── Exercise materials

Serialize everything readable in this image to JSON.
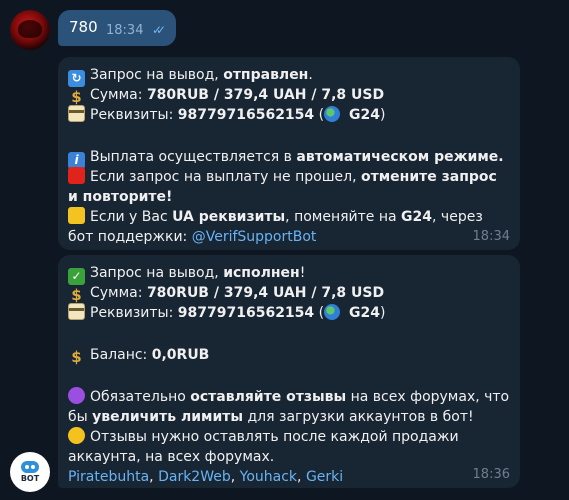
{
  "outgoing": {
    "text": "780",
    "time": "18:34",
    "ticks": "✓✓"
  },
  "bot_avatar": {
    "label": "BOT"
  },
  "message1": {
    "l1_text": "Запрос на вывод, ",
    "l1_bold": "отправлен",
    "l1_end": ".",
    "l2_text": "Сумма: ",
    "l2_bold": "780RUB  / 379,4 UAH / 7,8 USD",
    "l3_text": "Реквизиты: ",
    "l3_bold": "98779716562154",
    "l3_open": " (",
    "l3_bold2": " G24",
    "l3_close": ")",
    "l4_text": "Выплата осуществляется в ",
    "l4_bold": "автоматическом режиме.",
    "l5_text": "Если запрос на выплату не прошел, ",
    "l5_bold": "отмените запрос и повторите!",
    "l6_text1": "Если у Вас ",
    "l6_bold1": "UA реквизиты",
    "l6_text2": ", поменяйте на ",
    "l6_bold2": "G24",
    "l6_text3": ", через бот поддержки: ",
    "l6_link": "@VerifSupportBot",
    "time": "18:34"
  },
  "message2": {
    "l1_text": "Запрос на вывод, ",
    "l1_bold": "исполнен",
    "l1_end": "!",
    "l2_text": "Сумма: ",
    "l2_bold": "780RUB  / 379,4 UAH / 7,8 USD",
    "l3_text": "Реквизиты: ",
    "l3_bold": "98779716562154",
    "l3_open": " (",
    "l3_bold2": " G24",
    "l3_close": ")",
    "balance_text": "Баланс: ",
    "balance_bold": "0,0RUB",
    "l5_text1": "Обязательно ",
    "l5_bold1": "оставляйте отзывы",
    "l5_text2": " на всех форумах, что бы ",
    "l5_bold2": "увеличить лимиты",
    "l5_text3": " для загрузки аккаунтов в бот!",
    "l6_text": "Отзывы нужно оставлять после каждой продажи аккаунта, на всех форумах.",
    "links": [
      "Piratebuhta",
      "Dark2Web",
      "Youhack",
      "Gerki"
    ],
    "sep": ", ",
    "time": "18:36"
  }
}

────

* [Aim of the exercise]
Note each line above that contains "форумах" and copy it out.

* [Result of this task]
    "l5_text2": " на всех форумах, что бы ",
    "l6_text": "Отзывы нужно оставлять после каждой продажи аккаунта, на всех форумах.",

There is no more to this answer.